The symposium also included a session on Portrayal of Gujarati Films on various media platforms like radio, print and television; there were a few positive exchanges between the film fraternity and radio representatives for the allocation of time slots for Gujarati films on Gujarati FM stations; which we all expect to increase with the new stations coming up in phase three of radio expansion.
There was a brief discussion on the recently announced Gujarati film policy by the Government of Gujarat, here too the aspiring youth and budding directors welcomed the fresh initiatives by the GOG and helped the same would boost the industry ahead.
Jok Jagruti Trust, LJ Institute of Media & Communications (LJIMC) and LJ Media Research Centre (LJMRC) successfully conducted first ever academic forum for the future of Gujarati Cinema.

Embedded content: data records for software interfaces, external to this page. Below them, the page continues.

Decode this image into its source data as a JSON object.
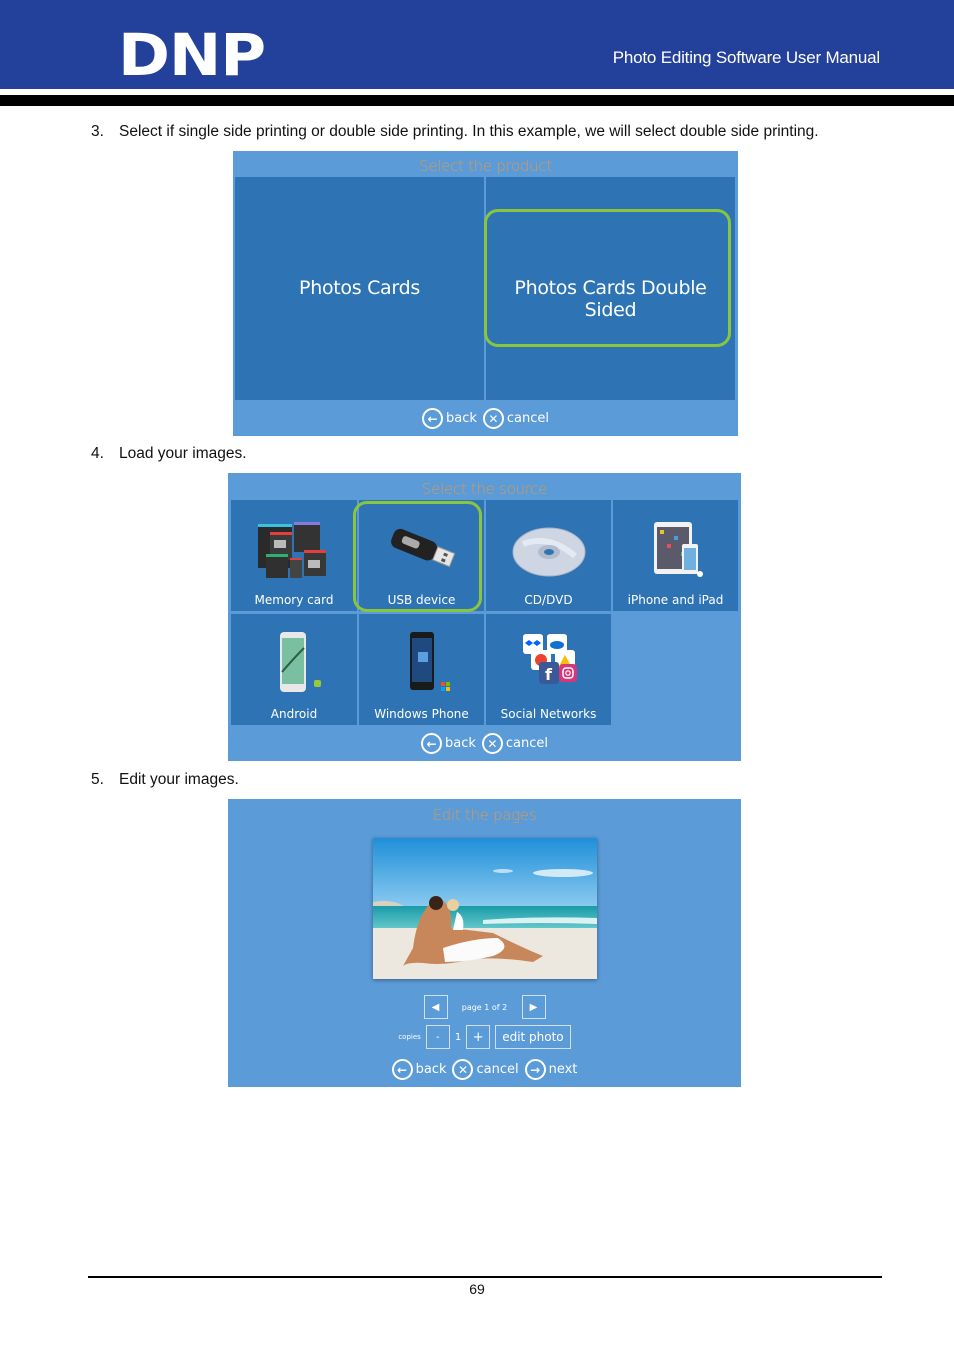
{
  "header": {
    "logo": "DNP",
    "title": "Photo Editing Software User Manual",
    "brand_color": "#23419a"
  },
  "steps": [
    {
      "num": "3.",
      "text": "Select if single side printing or double side printing. In this example, we will select double side printing."
    },
    {
      "num": "4.",
      "text": "Load your images."
    },
    {
      "num": "5.",
      "text": "Edit your images."
    }
  ],
  "screens": {
    "product": {
      "title": "Select the product",
      "options": [
        {
          "label": "Photos Cards",
          "selected": false
        },
        {
          "label": "Photos Cards Double Sided",
          "selected": true
        }
      ],
      "nav": {
        "back": "back",
        "cancel": "cancel"
      }
    },
    "source": {
      "title": "Select the source",
      "options": [
        {
          "label": "Memory card",
          "icon": "memory-card-icon",
          "selected": false
        },
        {
          "label": "USB device",
          "icon": "usb-drive-icon",
          "selected": true
        },
        {
          "label": "CD/DVD",
          "icon": "disc-icon",
          "selected": false
        },
        {
          "label": "iPhone and iPad",
          "icon": "ios-devices-icon",
          "selected": false
        },
        {
          "label": "Android",
          "icon": "android-phone-icon",
          "selected": false
        },
        {
          "label": "Windows Phone",
          "icon": "windows-phone-icon",
          "selected": false
        },
        {
          "label": "Social Networks",
          "icon": "social-networks-icon",
          "selected": false
        }
      ],
      "nav": {
        "back": "back",
        "cancel": "cancel"
      }
    },
    "edit": {
      "title": "Edit the pages",
      "page_text": "page 1 of 2",
      "copies_label": "copies",
      "copies_value": "1",
      "minus": "-",
      "plus": "+",
      "edit_photo": "edit photo",
      "nav": {
        "back": "back",
        "cancel": "cancel",
        "next": "next"
      }
    }
  },
  "colors": {
    "highlight": "#8ac53e",
    "screen_bg": "#5b9bd8",
    "tile_bg": "#2e74b5",
    "title_text": "#d49a5a"
  },
  "footer": {
    "page_number": "69"
  }
}
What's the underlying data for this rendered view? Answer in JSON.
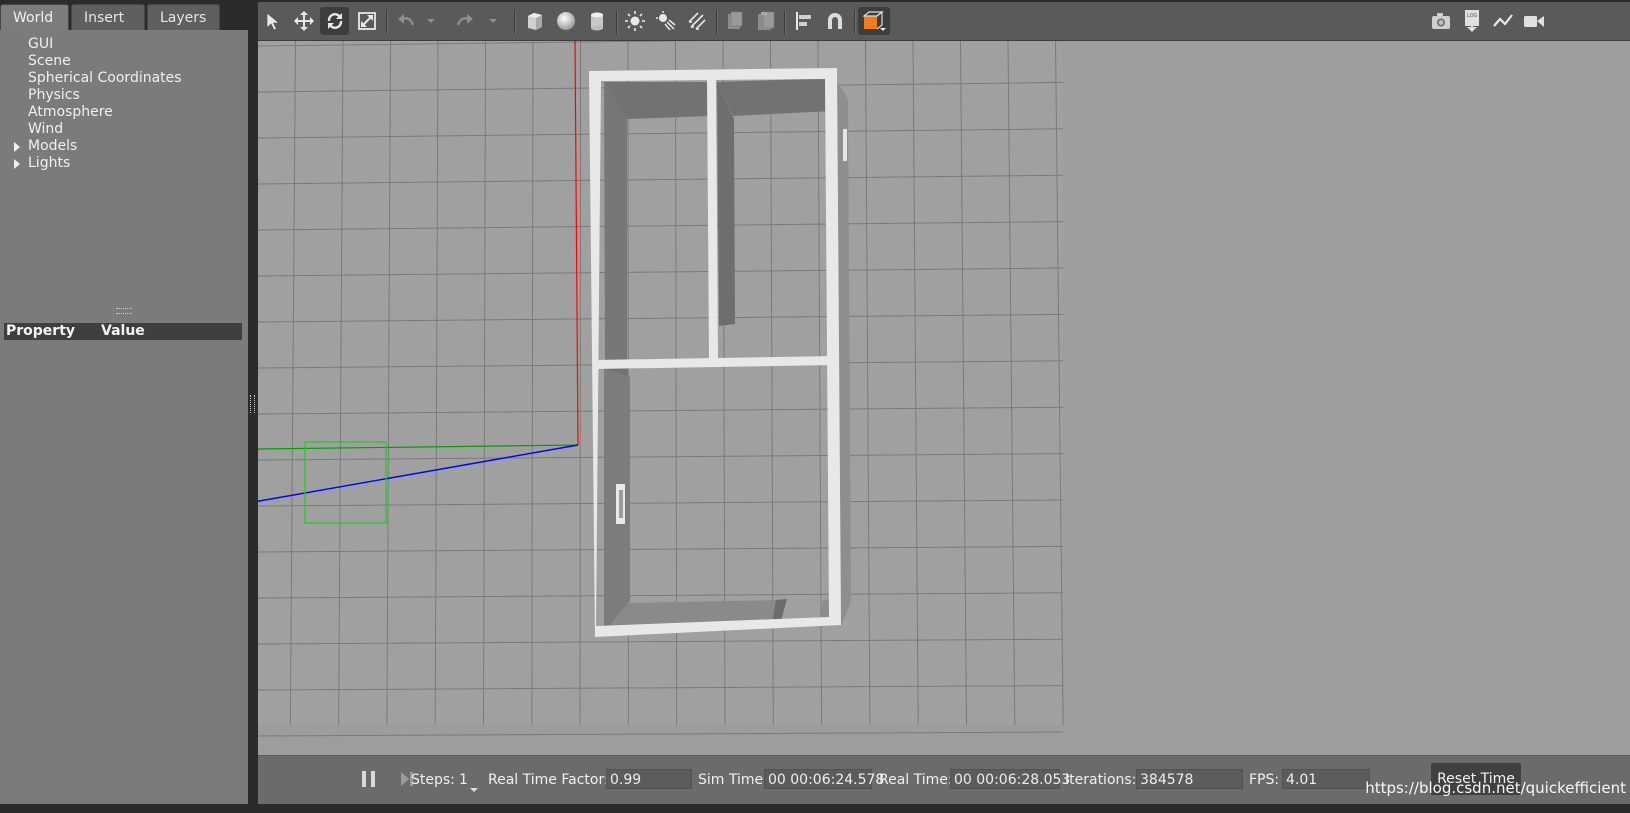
{
  "tabs": [
    {
      "label": "World",
      "active": true
    },
    {
      "label": "Insert",
      "active": false
    },
    {
      "label": "Layers",
      "active": false
    }
  ],
  "world_tree": [
    {
      "label": "GUI",
      "expandable": false
    },
    {
      "label": "Scene",
      "expandable": false
    },
    {
      "label": "Spherical Coordinates",
      "expandable": false
    },
    {
      "label": "Physics",
      "expandable": false
    },
    {
      "label": "Atmosphere",
      "expandable": false
    },
    {
      "label": "Wind",
      "expandable": false
    },
    {
      "label": "Models",
      "expandable": true
    },
    {
      "label": "Lights",
      "expandable": true
    }
  ],
  "property_table": {
    "property_header": "Property",
    "value_header": "Value"
  },
  "toolbar": {
    "left_tools": [
      "select-arrow-icon",
      "translate-icon",
      "rotate-icon",
      "scale-icon",
      "undo-icon",
      "undo-dropdown-icon",
      "redo-icon",
      "redo-dropdown-icon",
      "box-shape-icon",
      "sphere-shape-icon",
      "cylinder-shape-icon",
      "point-light-icon",
      "spot-light-icon",
      "directional-light-icon",
      "copy-icon",
      "paste-icon",
      "align-icon",
      "snap-icon",
      "view-angle-icon"
    ],
    "active_tool": "rotate-icon",
    "right_tools": [
      "camera-screenshot-icon",
      "log-icon",
      "plot-icon",
      "video-record-icon"
    ],
    "accent_color": "#f07d1a"
  },
  "bottom_bar": {
    "steps_label": "Steps:",
    "steps_value": "1",
    "rtf_label": "Real Time Factor:",
    "rtf_value": "0.99",
    "sim_time_label": "Sim Time:",
    "sim_time_value": "00 00:06:24.578",
    "real_time_label": "Real Time:",
    "real_time_value": "00 00:06:28.053",
    "iterations_label": "Iterations:",
    "iterations_value": "384578",
    "fps_label": "FPS:",
    "fps_value": "4.01",
    "reset_label": "Reset Time"
  },
  "watermark": "https://blog.csdn.net/quickefficient",
  "colors": {
    "panel_bg": "#7b7b7b",
    "viewport_bg": "#9d9d9d",
    "grid_line": "#7f7f7f",
    "wall_top": "#ececec",
    "wall_side": "#777777",
    "axis_x": "#ff0000",
    "axis_y": "#00a000",
    "axis_z": "#0000ff"
  }
}
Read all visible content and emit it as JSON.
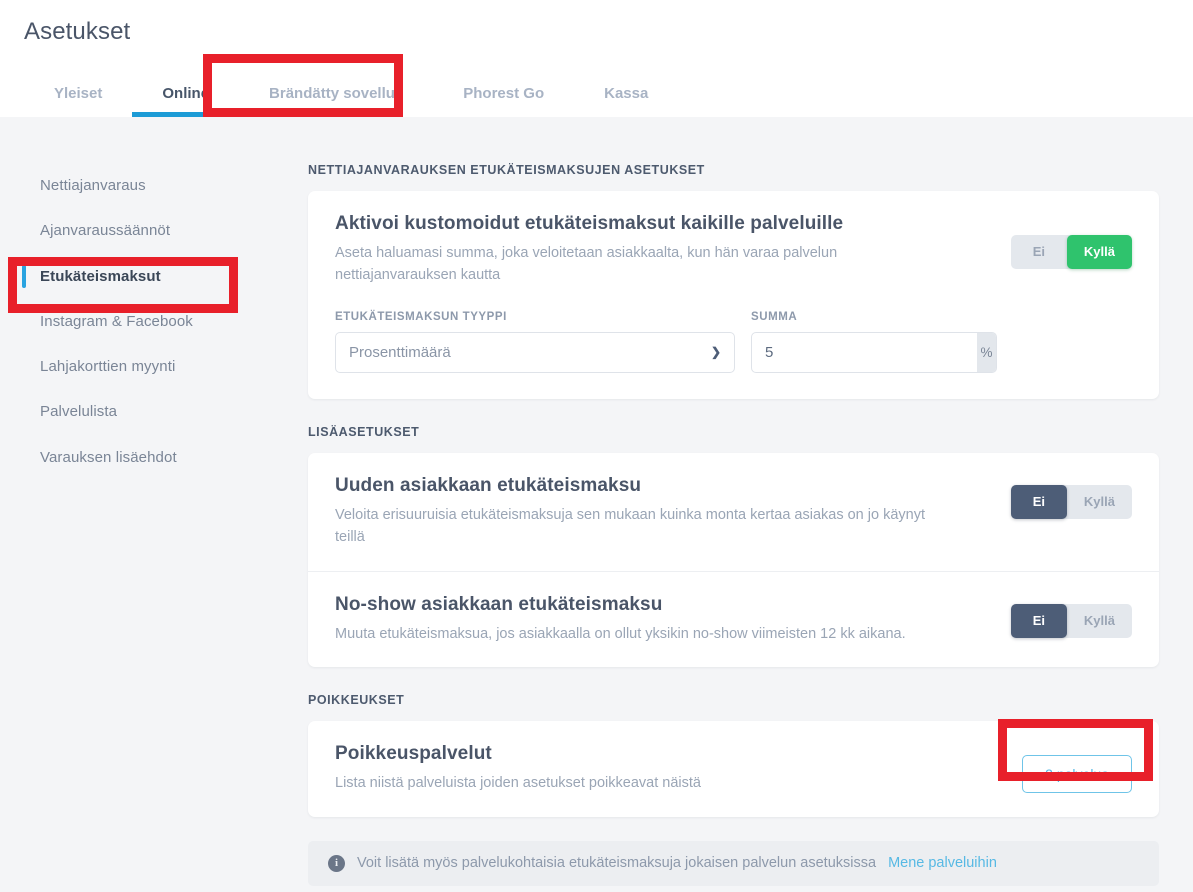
{
  "header": {
    "title": "Asetukset",
    "tabs": [
      {
        "label": "Yleiset",
        "active": false
      },
      {
        "label": "Online",
        "active": true
      },
      {
        "label": "Brändätty sovellus",
        "active": false
      },
      {
        "label": "Phorest Go",
        "active": false
      },
      {
        "label": "Kassa",
        "active": false
      }
    ]
  },
  "sidebar": {
    "items": [
      {
        "label": "Nettiajanvaraus"
      },
      {
        "label": "Ajanvaraussäännöt"
      },
      {
        "label": "Etukäteismaksut"
      },
      {
        "label": "Instagram & Facebook"
      },
      {
        "label": "Lahjakorttien myynti"
      },
      {
        "label": "Palvelulista"
      },
      {
        "label": "Varauksen lisäehdot"
      }
    ]
  },
  "main": {
    "section_online": {
      "label": "NETTIAJANVARAUKSEN ETUKÄTEISMAKSUJEN ASETUKSET",
      "row": {
        "title": "Aktivoi kustomoidut etukäteismaksut kaikille palveluille",
        "desc": "Aseta haluamasi summa, joka veloitetaan asiakkaalta, kun hän varaa palvelun nettiajanvarauksen kautta",
        "toggle": {
          "no": "Ei",
          "yes": "Kyllä",
          "selected": "yes"
        }
      },
      "fields": {
        "type_label": "ETUKÄTEISMAKSUN TYYPPI",
        "type_value": "Prosenttimäärä",
        "amount_label": "SUMMA",
        "amount_value": "5",
        "amount_suffix": "%"
      }
    },
    "section_extra": {
      "label": "LISÄASETUKSET",
      "rows": [
        {
          "title": "Uuden asiakkaan etukäteismaksu",
          "desc": "Veloita erisuuruisia etukäteismaksuja sen mukaan kuinka monta kertaa asiakas on jo käynyt teillä",
          "toggle": {
            "no": "Ei",
            "yes": "Kyllä",
            "selected": "no"
          }
        },
        {
          "title": "No-show asiakkaan etukäteismaksu",
          "desc": "Muuta etukäteismaksua, jos asiakkaalla on ollut yksikin no-show viimeisten 12 kk aikana.",
          "toggle": {
            "no": "Ei",
            "yes": "Kyllä",
            "selected": "no"
          }
        }
      ]
    },
    "section_exceptions": {
      "label": "POIKKEUKSET",
      "row": {
        "title": "Poikkeuspalvelut",
        "desc": "Lista niistä palveluista joiden asetukset poikkeavat näistä",
        "button": "2 palvelua"
      }
    },
    "info": {
      "icon": "info-icon",
      "text": "Voit lisätä myös palvelukohtaisia etukäteismaksuja jokaisen palvelun asetuksissa",
      "link": "Mene palveluihin"
    }
  },
  "colors": {
    "accent": "#1c9bd6",
    "toggle_yes": "#2fc36d",
    "toggle_no": "#4d5d77",
    "link": "#57b9e4",
    "annotation": "#e8202a",
    "page_bg": "#f4f5f7"
  },
  "annotations": {
    "highlight_tab": "Online",
    "highlight_sidebar": "Etukäteismaksut",
    "highlight_button": "2 palvelua"
  }
}
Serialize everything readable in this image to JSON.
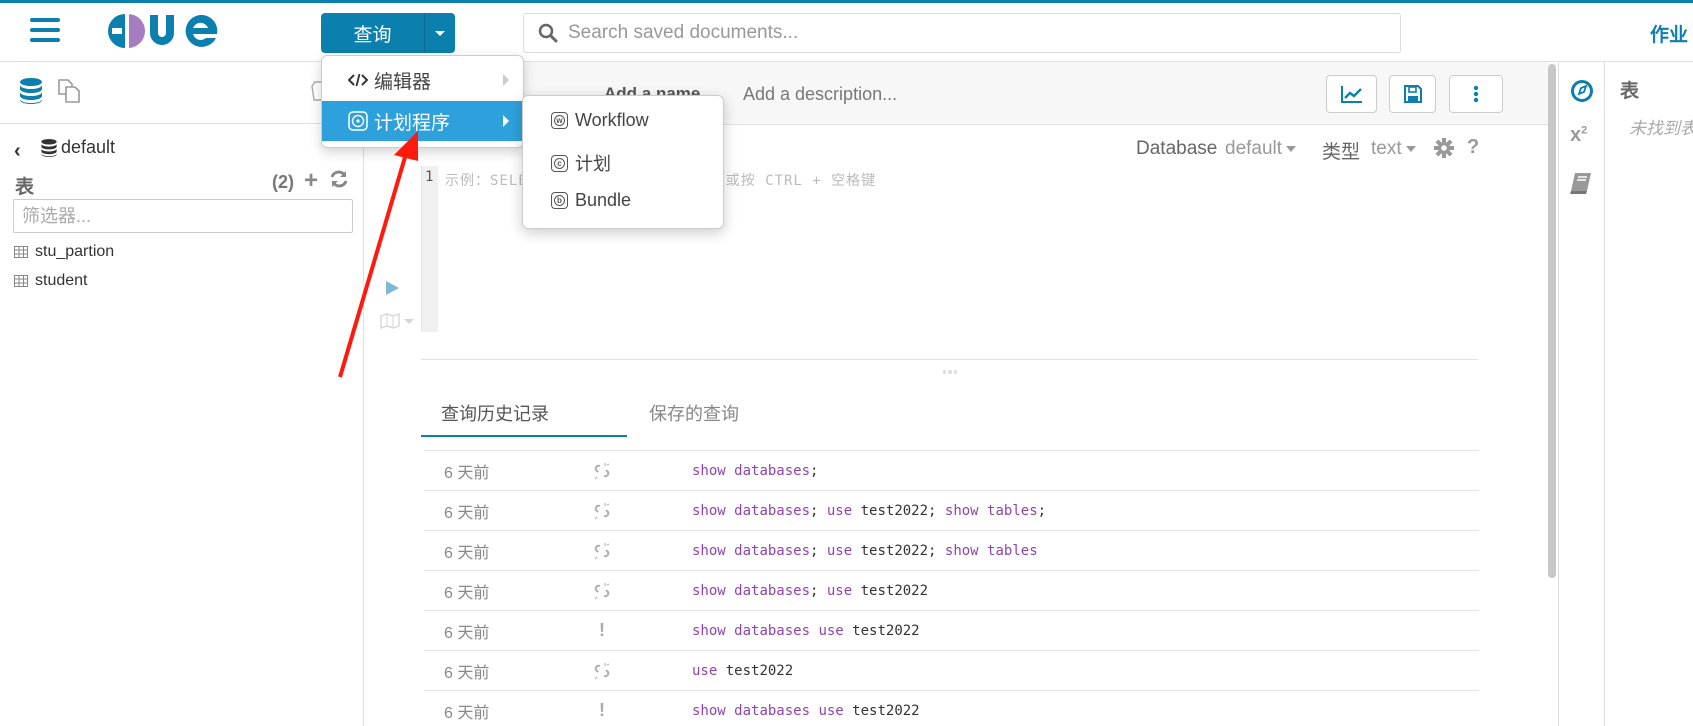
{
  "topbar": {
    "query_button_label": "查询",
    "search_placeholder": "Search saved documents...",
    "jobs_label": "作业"
  },
  "query_menu": {
    "items": [
      {
        "label": "编辑器",
        "icon": "code-icon",
        "active": false
      },
      {
        "label": "计划程序",
        "icon": "scheduler-icon",
        "active": true
      }
    ],
    "submenu": [
      {
        "label": "Workflow",
        "glyph": "w",
        "icon": "workflow-icon"
      },
      {
        "label": "计划",
        "glyph": "c",
        "icon": "schedule-icon"
      },
      {
        "label": "Bundle",
        "glyph": "b",
        "icon": "bundle-icon"
      }
    ]
  },
  "left_panel": {
    "database": "default",
    "tables_label": "表",
    "tables_count": "(2)",
    "filter_placeholder": "筛选器...",
    "tables": [
      "stu_partion",
      "student"
    ]
  },
  "editor": {
    "name_placeholder": "Add a name...",
    "description_placeholder": "Add a description...",
    "database_label": "Database",
    "database_value": "default",
    "type_label": "类型",
    "type_value": "text",
    "line_number": "1",
    "placeholder": "示例：SELECT * FROM tablename, 或按 CTRL + 空格键"
  },
  "history": {
    "tabs": [
      "查询历史记录",
      "保存的查询"
    ],
    "active_tab": 0,
    "rows": [
      {
        "time": "6 天前",
        "status": "unlinked",
        "tokens": [
          [
            "kw",
            "show"
          ],
          [
            "pl",
            " "
          ],
          [
            "kw",
            "databases"
          ],
          [
            "pl",
            ";"
          ]
        ]
      },
      {
        "time": "6 天前",
        "status": "unlinked",
        "tokens": [
          [
            "kw",
            "show"
          ],
          [
            "pl",
            " "
          ],
          [
            "kw",
            "databases"
          ],
          [
            "pl",
            "; "
          ],
          [
            "kw",
            "use"
          ],
          [
            "pl",
            " test2022; "
          ],
          [
            "kw",
            "show"
          ],
          [
            "pl",
            " "
          ],
          [
            "kw",
            "tables"
          ],
          [
            "pl",
            ";"
          ]
        ]
      },
      {
        "time": "6 天前",
        "status": "unlinked",
        "tokens": [
          [
            "kw",
            "show"
          ],
          [
            "pl",
            " "
          ],
          [
            "kw",
            "databases"
          ],
          [
            "pl",
            "; "
          ],
          [
            "kw",
            "use"
          ],
          [
            "pl",
            " test2022; "
          ],
          [
            "kw",
            "show"
          ],
          [
            "pl",
            " "
          ],
          [
            "kw",
            "tables"
          ]
        ]
      },
      {
        "time": "6 天前",
        "status": "unlinked",
        "tokens": [
          [
            "kw",
            "show"
          ],
          [
            "pl",
            " "
          ],
          [
            "kw",
            "databases"
          ],
          [
            "pl",
            "; "
          ],
          [
            "kw",
            "use"
          ],
          [
            "pl",
            " test2022"
          ]
        ]
      },
      {
        "time": "6 天前",
        "status": "error",
        "tokens": [
          [
            "kw",
            "show"
          ],
          [
            "pl",
            " "
          ],
          [
            "kw",
            "databases"
          ],
          [
            "pl",
            " "
          ],
          [
            "kw",
            "use"
          ],
          [
            "pl",
            " test2022"
          ]
        ]
      },
      {
        "time": "6 天前",
        "status": "unlinked",
        "tokens": [
          [
            "kw",
            "use"
          ],
          [
            "pl",
            " test2022"
          ]
        ]
      },
      {
        "time": "6 天前",
        "status": "error",
        "tokens": [
          [
            "kw",
            "show"
          ],
          [
            "pl",
            " "
          ],
          [
            "kw",
            "databases"
          ],
          [
            "pl",
            " "
          ],
          [
            "kw",
            "use"
          ],
          [
            "pl",
            " test2022"
          ]
        ]
      }
    ]
  },
  "right_panel": {
    "title": "表",
    "empty_text": "未找到表"
  },
  "colors": {
    "brand": "#0b7fad",
    "menu_active": "#2ea1dc",
    "keyword": "#8e44ad",
    "annotation_arrow": "#ff1a0d"
  }
}
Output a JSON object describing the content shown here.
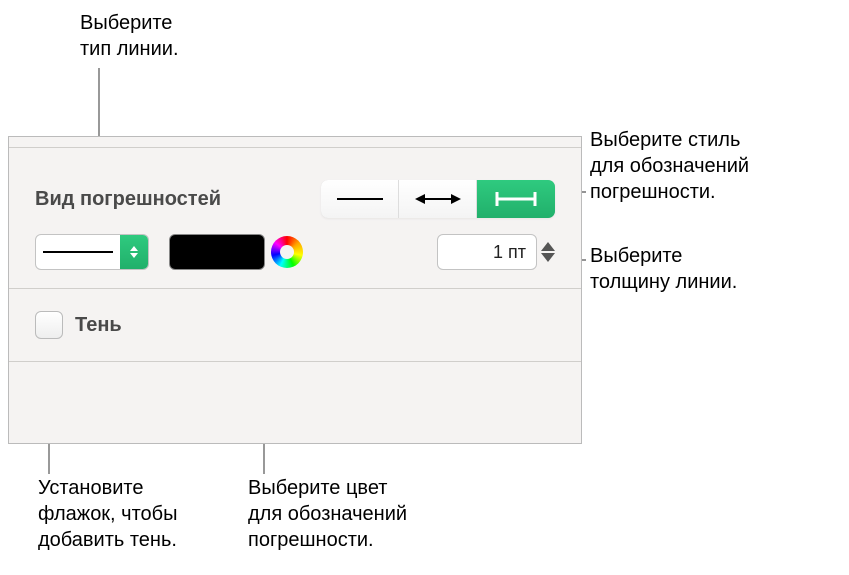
{
  "callouts": {
    "line_type": "Выберите\nтип линии.",
    "style": "Выберите стиль\nдля обозначений\nпогрешности.",
    "shadow": "Установите\nфлажок, чтобы\nдобавить тень.",
    "color": "Выберите цвет\nдля обозначений\nпогрешности.",
    "thickness": "Выберите\nтолщину линии."
  },
  "panel": {
    "title": "Вид погрешностей",
    "segments": [
      "plain-line",
      "end-caps",
      "error-bar"
    ],
    "selected_segment_index": 2,
    "line_type_selected": "solid",
    "color_value": "#000000",
    "thickness_value": "1 пт",
    "shadow_label": "Тень",
    "shadow_checked": false
  }
}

The reason why this symposium was a landmark event is because it was attended by film scholars, filmmakers, film professionals, media professors and media students across the state. We had 650 persons who participated in this academic event through the day. The purpose of this symposium was to identify the challenges of Gujarati Film Industry and discuss the way forward; to overcome these challenges.
The important discussions held during the symposium would soon be published in the form of a book, as these points will surely help the film industry look beyond the current phase. One of the most important points why LJIMC held this symposium was to act a catalyst in bringing about an exponential growth for Gujarati Cinema. The symposium had proper representation of both so called urban and other main stream filmmakers.
|Host: Prof. Manish Shah (Vice President, LJK)|
|Organizing Committee:||Mr. Viral Shah
Mr. Darshan Ashwin Trivedi
Ms. Komal Vora Shah
|Advisory Body:|| Prof. B. S. Bhatia
Mr. Dhiren Avasia
Mr. Dhimant Purohit
|Academic Council:||Prof. B. S. Bhatia
Mr. Dhiren Avasia
Mr. Darshan Ashwin Trivedi
|Content Team:||Ms. Malti Mehta
Ms. Komal Vora Shah
Mr. Bhavesh Bhanu
4. LJIMC seminar on ''Film Production as a Career in Media & Entertainment Industry'.
Date & Time: 25th July, Saturday from 4:00pm – 5:00pm
Speakers: Mr. Ashish Kakkad, Mr. Abhishek Jain
Venue: MCA Auditorium, 2nd Floor, LJ MBA College Premises, LJ Campus
The seminar was for Graduate & Under Graduate students who aspire to make a Career in Media & Entertainment Industry.
5. The Future of News: Where are We Going Online and What to Do to Get the Story Right
In collaboration with U.S. Consulate Mumbai, a Media Training Workshops on July 23, 2015, at LJ Institute of Media & Communications (LJIMC), LJ Campus, S. G. Road.
The Consulate had invited an international journalist Mr. James Crabtree, Mumbai Bureau Chief, Financial Times as a guest speaker for the training workshop. Short profile of Mr. James Crabtree:
James Crabtree, Mumbai Bureau Chief, Financial Times
James Crabtree leads coverage of corporate India for the FT, having previously worked on the paper's opinion page in London, as Comment Editor. Prior to joining the FT, James was the deputy editor of Prospect, Britain's leading monthly magazine of politics and ideas. He has also written for a range of global publications, from the Economist to Wired. Before to returning to journalism, James worked as a senior policy advisor in the UK Prime Minister's Strategy Unit, and also for various think tanks in London and Washington DC. He spent a number of years living in the United States, initially as a Fulbright Scholar at the Harvard's Kennedy School of Government. He lives in Mumbai with his wife Mary, their baby son Alexander, and two large fluffy Maine Coon cats.